*** Records Section Begins ***

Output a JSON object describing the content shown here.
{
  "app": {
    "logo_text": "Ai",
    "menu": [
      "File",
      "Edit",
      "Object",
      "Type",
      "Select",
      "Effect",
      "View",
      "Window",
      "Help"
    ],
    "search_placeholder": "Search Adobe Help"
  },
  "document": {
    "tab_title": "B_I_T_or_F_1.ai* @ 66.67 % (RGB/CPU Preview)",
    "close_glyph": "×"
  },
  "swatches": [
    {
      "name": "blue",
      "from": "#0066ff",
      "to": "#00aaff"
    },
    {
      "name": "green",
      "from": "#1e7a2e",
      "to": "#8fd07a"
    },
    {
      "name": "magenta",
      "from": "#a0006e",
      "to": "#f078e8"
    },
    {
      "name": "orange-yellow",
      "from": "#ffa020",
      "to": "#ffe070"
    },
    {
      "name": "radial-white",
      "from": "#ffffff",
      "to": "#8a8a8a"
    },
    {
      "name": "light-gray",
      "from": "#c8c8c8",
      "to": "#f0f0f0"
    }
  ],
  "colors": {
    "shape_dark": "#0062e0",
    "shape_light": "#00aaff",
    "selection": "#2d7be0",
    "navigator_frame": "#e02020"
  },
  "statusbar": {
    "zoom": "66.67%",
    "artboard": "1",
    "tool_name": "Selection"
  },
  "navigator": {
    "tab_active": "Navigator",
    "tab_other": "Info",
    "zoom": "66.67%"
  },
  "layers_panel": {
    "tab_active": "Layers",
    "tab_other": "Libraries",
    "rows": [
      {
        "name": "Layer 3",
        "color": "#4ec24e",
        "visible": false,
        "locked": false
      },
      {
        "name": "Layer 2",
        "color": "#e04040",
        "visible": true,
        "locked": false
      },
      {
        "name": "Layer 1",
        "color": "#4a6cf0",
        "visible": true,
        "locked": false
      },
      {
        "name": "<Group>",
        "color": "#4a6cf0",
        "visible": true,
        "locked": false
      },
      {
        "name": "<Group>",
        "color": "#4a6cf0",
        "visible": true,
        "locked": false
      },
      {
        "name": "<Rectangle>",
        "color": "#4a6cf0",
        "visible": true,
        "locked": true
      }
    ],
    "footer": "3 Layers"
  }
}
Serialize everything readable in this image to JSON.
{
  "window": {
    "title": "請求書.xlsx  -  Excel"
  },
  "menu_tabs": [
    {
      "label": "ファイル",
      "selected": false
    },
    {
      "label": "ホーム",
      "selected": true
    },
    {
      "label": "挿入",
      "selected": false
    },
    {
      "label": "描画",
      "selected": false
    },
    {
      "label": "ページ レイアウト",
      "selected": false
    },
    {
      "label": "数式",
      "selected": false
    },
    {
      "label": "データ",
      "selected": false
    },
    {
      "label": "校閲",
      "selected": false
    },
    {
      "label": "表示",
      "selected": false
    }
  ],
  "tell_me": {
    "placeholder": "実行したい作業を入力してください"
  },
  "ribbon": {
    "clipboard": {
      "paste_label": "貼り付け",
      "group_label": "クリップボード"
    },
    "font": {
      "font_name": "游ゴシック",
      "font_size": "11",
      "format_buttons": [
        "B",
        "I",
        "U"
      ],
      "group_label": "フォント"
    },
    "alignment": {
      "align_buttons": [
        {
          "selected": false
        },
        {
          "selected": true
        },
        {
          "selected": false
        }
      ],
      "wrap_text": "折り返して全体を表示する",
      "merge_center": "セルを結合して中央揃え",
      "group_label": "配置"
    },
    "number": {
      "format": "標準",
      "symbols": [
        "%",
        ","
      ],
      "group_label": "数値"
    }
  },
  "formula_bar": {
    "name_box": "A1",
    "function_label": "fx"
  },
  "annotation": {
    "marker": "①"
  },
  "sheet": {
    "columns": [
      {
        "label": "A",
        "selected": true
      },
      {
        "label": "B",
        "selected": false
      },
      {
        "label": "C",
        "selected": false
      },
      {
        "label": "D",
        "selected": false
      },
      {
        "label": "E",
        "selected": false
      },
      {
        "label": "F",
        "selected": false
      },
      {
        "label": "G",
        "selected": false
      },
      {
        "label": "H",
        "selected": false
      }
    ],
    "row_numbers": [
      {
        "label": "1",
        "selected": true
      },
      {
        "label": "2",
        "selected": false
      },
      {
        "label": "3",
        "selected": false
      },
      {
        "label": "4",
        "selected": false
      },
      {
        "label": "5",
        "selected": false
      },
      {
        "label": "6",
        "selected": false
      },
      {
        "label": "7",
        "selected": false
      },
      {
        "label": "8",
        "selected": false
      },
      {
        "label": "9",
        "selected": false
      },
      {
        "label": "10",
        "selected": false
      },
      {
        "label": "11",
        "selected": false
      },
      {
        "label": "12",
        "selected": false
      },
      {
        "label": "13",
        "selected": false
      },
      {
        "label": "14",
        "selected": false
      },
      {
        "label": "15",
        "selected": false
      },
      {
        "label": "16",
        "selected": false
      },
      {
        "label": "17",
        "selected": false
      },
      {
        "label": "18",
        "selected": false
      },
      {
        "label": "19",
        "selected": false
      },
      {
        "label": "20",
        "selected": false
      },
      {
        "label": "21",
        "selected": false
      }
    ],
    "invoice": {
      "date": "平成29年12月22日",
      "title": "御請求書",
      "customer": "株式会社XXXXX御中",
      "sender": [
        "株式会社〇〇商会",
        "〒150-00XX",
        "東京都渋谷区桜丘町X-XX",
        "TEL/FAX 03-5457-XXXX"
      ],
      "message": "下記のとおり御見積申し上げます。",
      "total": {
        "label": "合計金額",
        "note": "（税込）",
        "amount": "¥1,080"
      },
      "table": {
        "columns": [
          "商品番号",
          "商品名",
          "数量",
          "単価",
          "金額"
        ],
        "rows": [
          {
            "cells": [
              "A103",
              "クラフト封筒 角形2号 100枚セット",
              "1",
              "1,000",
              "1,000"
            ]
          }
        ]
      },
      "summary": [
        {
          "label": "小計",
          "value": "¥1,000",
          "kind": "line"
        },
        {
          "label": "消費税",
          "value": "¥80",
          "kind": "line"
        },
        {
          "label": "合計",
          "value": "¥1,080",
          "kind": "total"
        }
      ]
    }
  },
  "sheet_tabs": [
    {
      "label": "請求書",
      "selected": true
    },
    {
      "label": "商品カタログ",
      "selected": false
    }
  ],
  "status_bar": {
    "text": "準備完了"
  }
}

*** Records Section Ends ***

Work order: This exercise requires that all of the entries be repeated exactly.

Result of the exercise:
Output a JSON object describing the content shown here.
{
  "app": {
    "logo_text": "Ai",
    "menu": [
      "File",
      "Edit",
      "Object",
      "Type",
      "Select",
      "Effect",
      "View",
      "Window",
      "Help"
    ],
    "search_placeholder": "Search Adobe Help"
  },
  "document": {
    "tab_title": "B_I_T_or_F_1.ai* @ 66.67 % (RGB/CPU Preview)",
    "close_glyph": "×"
  },
  "swatches": [
    {
      "name": "blue",
      "from": "#0066ff",
      "to": "#00aaff"
    },
    {
      "name": "green",
      "from": "#1e7a2e",
      "to": "#8fd07a"
    },
    {
      "name": "magenta",
      "from": "#a0006e",
      "to": "#f078e8"
    },
    {
      "name": "orange-yellow",
      "from": "#ffa020",
      "to": "#ffe070"
    },
    {
      "name": "radial-white",
      "from": "#ffffff",
      "to": "#8a8a8a"
    },
    {
      "name": "light-gray",
      "from": "#c8c8c8",
      "to": "#f0f0f0"
    }
  ],
  "colors": {
    "shape_dark": "#0062e0",
    "shape_light": "#00aaff",
    "selection": "#2d7be0",
    "navigator_frame": "#e02020"
  },
  "statusbar": {
    "zoom": "66.67%",
    "artboard": "1",
    "tool_name": "Selection"
  },
  "navigator": {
    "tab_active": "Navigator",
    "tab_other": "Info",
    "zoom": "66.67%"
  },
  "layers_panel": {
    "tab_active": "Layers",
    "tab_other": "Libraries",
    "rows": [
      {
        "name": "Layer 3",
        "color": "#4ec24e",
        "visible": false,
        "locked": false
      },
      {
        "name": "Layer 2",
        "color": "#e04040",
        "visible": true,
        "locked": false
      },
      {
        "name": "Layer 1",
        "color": "#4a6cf0",
        "visible": true,
        "locked": false
      },
      {
        "name": "<Group>",
        "color": "#4a6cf0",
        "visible": true,
        "locked": false
      },
      {
        "name": "<Group>",
        "color": "#4a6cf0",
        "visible": true,
        "locked": false
      },
      {
        "name": "<Rectangle>",
        "color": "#4a6cf0",
        "visible": true,
        "locked": true
      }
    ],
    "footer": "3 Layers"
  }
}
Serialize everything readable in this image to JSON.
{
  "window": {
    "title": "請求書.xlsx  -  Excel"
  },
  "menu_tabs": [
    {
      "label": "ファイル",
      "selected": false
    },
    {
      "label": "ホーム",
      "selected": true
    },
    {
      "label": "挿入",
      "selected": false
    },
    {
      "label": "描画",
      "selected": false
    },
    {
      "label": "ページ レイアウト",
      "selected": false
    },
    {
      "label": "数式",
      "selected": false
    },
    {
      "label": "データ",
      "selected": false
    },
    {
      "label": "校閲",
      "selected": false
    },
    {
      "label": "表示",
      "selected": false
    }
  ],
  "tell_me": {
    "placeholder": "実行したい作業を入力してください"
  },
  "ribbon": {
    "clipboard": {
      "paste_label": "貼り付け",
      "group_label": "クリップボード"
    },
    "font": {
      "font_name": "游ゴシック",
      "font_size": "11",
      "format_buttons": [
        "B",
        "I",
        "U"
      ],
      "group_label": "フォント"
    },
    "alignment": {
      "align_buttons": [
        {
          "selected": false
        },
        {
          "selected": true
        },
        {
          "selected": false
        }
      ],
      "wrap_text": "折り返して全体を表示する",
      "merge_center": "セルを結合して中央揃え",
      "group_label": "配置"
    },
    "number": {
      "format": "標準",
      "symbols": [
        "%",
        ","
      ],
      "group_label": "数値"
    }
  },
  "formula_bar": {
    "name_box": "A1",
    "function_label": "fx"
  },
  "annotation": {
    "marker": "①"
  },
  "sheet": {
    "columns": [
      {
        "label": "A",
        "selected": true
      },
      {
        "label": "B",
        "selected": false
      },
      {
        "label": "C",
        "selected": false
      },
      {
        "label": "D",
        "selected": false
      },
      {
        "label": "E",
        "selected": false
      },
      {
        "label": "F",
        "selected": false
      },
      {
        "label": "G",
        "selected": false
      },
      {
        "label": "H",
        "selected": false
      }
    ],
    "row_numbers": [
      {
        "label": "1",
        "selected": true
      },
      {
        "label": "2",
        "selected": false
      },
      {
        "label": "3",
        "selected": false
      },
      {
        "label": "4",
        "selected": false
      },
      {
        "label": "5",
        "selected": false
      },
      {
        "label": "6",
        "selected": false
      },
      {
        "label": "7",
        "selected": false
      },
      {
        "label": "8",
        "selected": false
      },
      {
        "label": "9",
        "selected": false
      },
      {
        "label": "10",
        "selected": false
      },
      {
        "label": "11",
        "selected": false
      },
      {
        "label": "12",
        "selected": false
      },
      {
        "label": "13",
        "selected": false
      },
      {
        "label": "14",
        "selected": false
      },
      {
        "label": "15",
        "selected": false
      },
      {
        "label": "16",
        "selected": false
      },
      {
        "label": "17",
        "selected": false
      },
      {
        "label": "18",
        "selected": false
      },
      {
        "label": "19",
        "selected": false
      },
      {
        "label": "20",
        "selected": false
      },
      {
        "label": "21",
        "selected": false
      }
    ],
    "invoice": {
      "date": "平成29年12月22日",
      "title": "御請求書",
      "customer": "株式会社XXXXX御中",
      "sender": [
        "株式会社〇〇商会",
        "〒150-00XX",
        "東京都渋谷区桜丘町X-XX",
        "TEL/FAX 03-5457-XXXX"
      ],
      "message": "下記のとおり御見積申し上げます。",
      "total": {
        "label": "合計金額",
        "note": "（税込）",
        "amount": "¥1,080"
      },
      "table": {
        "columns": [
          "商品番号",
          "商品名",
          "数量",
          "単価",
          "金額"
        ],
        "rows": [
          {
            "cells": [
              "A103",
              "クラフト封筒 角形2号 100枚セット",
              "1",
              "1,000",
              "1,000"
            ]
          }
        ]
      },
      "summary": [
        {
          "label": "小計",
          "value": "¥1,000",
          "kind": "line"
        },
        {
          "label": "消費税",
          "value": "¥80",
          "kind": "line"
        },
        {
          "label": "合計",
          "value": "¥1,080",
          "kind": "total"
        }
      ]
    }
  },
  "sheet_tabs": [
    {
      "label": "請求書",
      "selected": true
    },
    {
      "label": "商品カタログ",
      "selected": false
    }
  ],
  "status_bar": {
    "text": "準備完了"
  }
}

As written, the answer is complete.